GOAL OF THE EXERCISE
What you return should be each line of the data containing the string "brush".
——
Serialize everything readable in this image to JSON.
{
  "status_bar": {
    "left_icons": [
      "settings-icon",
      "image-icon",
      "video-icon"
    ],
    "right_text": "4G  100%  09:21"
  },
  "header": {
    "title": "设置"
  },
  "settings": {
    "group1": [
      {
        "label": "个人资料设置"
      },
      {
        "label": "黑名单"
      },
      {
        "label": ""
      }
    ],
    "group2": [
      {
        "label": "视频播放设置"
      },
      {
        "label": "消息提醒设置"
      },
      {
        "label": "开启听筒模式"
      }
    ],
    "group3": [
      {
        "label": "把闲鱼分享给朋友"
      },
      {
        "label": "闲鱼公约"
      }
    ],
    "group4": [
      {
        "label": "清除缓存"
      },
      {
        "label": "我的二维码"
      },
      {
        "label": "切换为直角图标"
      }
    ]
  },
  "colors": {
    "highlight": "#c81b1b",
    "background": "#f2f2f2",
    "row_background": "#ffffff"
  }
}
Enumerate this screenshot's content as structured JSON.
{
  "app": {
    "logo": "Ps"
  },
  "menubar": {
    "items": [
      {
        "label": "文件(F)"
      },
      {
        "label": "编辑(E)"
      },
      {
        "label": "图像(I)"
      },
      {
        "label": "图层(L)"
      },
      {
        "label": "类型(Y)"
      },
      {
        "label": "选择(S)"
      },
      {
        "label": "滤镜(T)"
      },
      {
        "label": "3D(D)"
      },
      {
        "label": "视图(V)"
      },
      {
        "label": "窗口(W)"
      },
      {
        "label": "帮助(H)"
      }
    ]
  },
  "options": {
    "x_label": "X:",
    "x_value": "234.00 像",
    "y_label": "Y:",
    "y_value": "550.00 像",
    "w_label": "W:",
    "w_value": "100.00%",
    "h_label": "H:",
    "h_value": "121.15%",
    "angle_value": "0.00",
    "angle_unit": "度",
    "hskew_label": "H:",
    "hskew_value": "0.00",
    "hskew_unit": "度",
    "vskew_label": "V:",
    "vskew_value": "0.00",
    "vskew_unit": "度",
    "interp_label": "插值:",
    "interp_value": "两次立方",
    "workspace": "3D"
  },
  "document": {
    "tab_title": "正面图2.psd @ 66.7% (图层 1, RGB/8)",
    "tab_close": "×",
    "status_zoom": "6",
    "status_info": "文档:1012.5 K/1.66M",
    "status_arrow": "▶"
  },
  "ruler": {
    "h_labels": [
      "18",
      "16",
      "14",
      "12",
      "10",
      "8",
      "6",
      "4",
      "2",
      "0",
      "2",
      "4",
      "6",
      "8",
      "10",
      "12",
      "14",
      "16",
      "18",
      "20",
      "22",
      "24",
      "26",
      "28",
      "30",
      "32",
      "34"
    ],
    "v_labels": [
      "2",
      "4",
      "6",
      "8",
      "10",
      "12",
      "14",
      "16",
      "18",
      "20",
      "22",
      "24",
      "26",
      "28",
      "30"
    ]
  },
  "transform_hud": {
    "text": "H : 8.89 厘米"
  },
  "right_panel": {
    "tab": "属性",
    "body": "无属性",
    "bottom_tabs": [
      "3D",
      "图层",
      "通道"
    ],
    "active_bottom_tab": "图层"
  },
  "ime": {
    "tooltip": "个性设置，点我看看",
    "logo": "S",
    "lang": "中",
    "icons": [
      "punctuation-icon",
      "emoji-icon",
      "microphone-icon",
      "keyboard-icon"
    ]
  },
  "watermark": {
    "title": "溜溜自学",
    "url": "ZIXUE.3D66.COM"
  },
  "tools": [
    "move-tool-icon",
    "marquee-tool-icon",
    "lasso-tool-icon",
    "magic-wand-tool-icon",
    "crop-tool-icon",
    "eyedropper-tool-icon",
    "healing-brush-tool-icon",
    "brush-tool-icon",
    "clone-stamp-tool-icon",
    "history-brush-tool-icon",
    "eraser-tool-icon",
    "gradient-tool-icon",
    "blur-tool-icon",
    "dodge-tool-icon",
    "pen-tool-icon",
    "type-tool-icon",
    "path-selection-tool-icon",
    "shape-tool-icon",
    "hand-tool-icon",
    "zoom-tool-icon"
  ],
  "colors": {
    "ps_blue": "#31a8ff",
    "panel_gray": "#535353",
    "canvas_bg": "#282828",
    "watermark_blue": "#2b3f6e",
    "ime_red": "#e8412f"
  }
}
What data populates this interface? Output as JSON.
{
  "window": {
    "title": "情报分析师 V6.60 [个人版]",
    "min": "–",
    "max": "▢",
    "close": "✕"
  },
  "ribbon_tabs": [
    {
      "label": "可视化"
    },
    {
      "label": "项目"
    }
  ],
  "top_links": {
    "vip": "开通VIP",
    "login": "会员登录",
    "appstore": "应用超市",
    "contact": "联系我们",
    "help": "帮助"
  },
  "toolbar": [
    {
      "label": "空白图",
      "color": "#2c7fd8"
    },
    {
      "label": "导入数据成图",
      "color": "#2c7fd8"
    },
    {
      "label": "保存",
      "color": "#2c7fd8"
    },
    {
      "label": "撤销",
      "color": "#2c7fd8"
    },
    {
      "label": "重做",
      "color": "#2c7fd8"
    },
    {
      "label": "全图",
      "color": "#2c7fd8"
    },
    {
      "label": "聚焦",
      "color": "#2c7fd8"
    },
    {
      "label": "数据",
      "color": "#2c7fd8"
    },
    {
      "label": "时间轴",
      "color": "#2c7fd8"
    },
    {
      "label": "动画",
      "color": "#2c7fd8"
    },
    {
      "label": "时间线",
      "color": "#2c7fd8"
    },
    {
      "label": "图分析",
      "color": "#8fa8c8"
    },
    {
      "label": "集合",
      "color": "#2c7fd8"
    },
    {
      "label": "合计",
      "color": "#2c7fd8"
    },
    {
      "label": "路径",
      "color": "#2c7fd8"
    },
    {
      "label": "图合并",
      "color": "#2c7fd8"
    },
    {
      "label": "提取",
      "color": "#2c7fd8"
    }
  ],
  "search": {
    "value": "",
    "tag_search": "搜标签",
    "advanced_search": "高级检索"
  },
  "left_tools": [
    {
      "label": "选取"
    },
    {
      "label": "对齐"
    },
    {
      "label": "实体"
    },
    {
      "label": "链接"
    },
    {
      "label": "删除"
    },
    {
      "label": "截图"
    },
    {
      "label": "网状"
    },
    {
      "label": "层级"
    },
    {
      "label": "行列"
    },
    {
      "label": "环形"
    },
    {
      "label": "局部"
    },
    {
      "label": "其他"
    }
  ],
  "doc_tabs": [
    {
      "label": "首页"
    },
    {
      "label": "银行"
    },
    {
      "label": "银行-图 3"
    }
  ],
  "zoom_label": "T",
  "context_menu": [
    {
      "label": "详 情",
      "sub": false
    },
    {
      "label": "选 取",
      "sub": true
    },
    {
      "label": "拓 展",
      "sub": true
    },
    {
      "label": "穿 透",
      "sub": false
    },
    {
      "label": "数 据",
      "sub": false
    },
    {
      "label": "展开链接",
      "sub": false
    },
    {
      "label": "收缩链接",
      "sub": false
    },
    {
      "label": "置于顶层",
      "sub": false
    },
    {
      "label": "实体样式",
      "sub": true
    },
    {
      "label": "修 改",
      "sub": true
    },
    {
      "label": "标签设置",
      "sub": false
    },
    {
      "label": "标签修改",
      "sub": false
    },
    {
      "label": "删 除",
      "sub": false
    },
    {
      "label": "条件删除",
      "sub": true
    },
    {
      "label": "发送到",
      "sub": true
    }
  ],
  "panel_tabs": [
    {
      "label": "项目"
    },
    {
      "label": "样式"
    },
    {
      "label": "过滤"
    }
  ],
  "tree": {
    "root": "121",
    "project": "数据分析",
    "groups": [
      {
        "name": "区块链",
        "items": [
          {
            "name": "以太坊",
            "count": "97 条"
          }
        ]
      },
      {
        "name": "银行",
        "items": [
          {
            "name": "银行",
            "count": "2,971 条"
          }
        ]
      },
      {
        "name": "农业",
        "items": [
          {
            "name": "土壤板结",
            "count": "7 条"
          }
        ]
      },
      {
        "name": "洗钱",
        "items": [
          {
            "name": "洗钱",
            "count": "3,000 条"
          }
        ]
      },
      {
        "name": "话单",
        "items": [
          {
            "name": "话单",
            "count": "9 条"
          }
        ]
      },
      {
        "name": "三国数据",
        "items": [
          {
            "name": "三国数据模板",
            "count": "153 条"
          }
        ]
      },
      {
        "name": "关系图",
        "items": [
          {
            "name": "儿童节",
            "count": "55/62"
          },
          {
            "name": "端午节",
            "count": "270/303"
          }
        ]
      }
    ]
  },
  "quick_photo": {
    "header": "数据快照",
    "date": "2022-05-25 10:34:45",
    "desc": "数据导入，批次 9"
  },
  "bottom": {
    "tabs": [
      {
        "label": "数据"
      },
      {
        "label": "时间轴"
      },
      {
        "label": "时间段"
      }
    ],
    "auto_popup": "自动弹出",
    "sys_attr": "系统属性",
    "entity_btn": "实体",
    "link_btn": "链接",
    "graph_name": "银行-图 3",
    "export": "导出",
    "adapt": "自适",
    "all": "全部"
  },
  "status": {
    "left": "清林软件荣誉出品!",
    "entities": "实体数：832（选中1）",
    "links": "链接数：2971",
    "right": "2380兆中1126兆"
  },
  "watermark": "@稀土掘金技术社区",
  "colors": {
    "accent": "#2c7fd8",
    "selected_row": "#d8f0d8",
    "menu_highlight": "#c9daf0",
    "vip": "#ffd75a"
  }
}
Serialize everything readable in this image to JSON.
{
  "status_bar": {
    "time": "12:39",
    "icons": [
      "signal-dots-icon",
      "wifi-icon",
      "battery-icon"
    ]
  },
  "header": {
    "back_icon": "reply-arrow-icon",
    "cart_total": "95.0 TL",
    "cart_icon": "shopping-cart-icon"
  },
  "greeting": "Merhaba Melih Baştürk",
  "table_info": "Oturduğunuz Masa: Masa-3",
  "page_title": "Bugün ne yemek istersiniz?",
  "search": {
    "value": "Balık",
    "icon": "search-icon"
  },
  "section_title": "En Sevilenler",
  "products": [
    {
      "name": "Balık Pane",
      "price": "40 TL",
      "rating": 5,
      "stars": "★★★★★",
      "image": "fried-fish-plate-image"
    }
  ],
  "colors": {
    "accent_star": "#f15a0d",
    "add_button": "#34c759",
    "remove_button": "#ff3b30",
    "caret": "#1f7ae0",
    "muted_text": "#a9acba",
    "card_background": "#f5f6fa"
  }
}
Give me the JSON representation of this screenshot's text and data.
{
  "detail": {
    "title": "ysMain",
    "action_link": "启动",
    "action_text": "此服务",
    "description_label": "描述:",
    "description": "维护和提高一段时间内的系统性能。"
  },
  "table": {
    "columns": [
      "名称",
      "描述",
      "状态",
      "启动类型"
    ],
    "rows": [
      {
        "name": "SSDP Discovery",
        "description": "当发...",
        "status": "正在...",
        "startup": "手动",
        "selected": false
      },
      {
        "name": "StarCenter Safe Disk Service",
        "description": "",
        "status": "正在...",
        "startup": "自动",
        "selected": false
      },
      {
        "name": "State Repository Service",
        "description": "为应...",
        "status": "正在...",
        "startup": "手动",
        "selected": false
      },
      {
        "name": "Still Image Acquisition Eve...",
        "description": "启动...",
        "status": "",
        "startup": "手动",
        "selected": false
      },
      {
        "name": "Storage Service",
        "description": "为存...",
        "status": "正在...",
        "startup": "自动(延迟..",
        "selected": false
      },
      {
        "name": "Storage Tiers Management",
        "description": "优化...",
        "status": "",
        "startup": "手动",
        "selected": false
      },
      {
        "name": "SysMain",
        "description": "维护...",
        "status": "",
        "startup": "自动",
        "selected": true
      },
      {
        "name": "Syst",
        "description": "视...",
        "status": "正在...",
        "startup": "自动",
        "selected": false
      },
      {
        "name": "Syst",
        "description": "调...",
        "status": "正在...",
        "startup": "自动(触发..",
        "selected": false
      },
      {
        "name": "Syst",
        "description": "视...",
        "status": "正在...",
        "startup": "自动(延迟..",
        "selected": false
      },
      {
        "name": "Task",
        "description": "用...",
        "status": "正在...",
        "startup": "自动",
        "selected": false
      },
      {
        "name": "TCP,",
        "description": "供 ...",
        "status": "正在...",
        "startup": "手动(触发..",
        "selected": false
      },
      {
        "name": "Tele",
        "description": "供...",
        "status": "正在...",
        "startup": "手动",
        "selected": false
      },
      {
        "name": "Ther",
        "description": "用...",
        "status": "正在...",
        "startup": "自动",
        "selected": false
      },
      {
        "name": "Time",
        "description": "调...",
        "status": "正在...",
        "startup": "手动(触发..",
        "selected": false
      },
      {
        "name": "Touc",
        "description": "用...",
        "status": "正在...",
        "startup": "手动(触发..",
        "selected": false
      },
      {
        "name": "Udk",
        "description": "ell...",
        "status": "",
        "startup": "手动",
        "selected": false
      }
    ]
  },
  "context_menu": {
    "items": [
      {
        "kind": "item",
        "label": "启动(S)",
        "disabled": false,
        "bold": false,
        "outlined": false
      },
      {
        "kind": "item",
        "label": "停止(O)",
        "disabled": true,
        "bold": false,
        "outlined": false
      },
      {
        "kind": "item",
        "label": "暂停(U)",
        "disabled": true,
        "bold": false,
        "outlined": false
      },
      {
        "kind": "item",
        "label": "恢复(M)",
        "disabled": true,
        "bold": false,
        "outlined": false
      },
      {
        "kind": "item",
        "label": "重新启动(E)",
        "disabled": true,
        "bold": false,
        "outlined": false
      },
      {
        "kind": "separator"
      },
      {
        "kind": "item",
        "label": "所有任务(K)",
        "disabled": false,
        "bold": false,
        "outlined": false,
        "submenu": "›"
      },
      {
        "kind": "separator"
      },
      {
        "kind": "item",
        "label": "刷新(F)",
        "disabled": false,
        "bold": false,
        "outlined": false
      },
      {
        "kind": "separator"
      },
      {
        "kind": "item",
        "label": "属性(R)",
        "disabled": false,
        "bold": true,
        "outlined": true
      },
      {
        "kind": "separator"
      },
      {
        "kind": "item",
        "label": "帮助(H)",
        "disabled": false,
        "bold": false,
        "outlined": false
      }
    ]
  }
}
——
EXERCISE ANSWER
    "healing-brush-tool-icon",
    "brush-tool-icon",
    "history-brush-tool-icon",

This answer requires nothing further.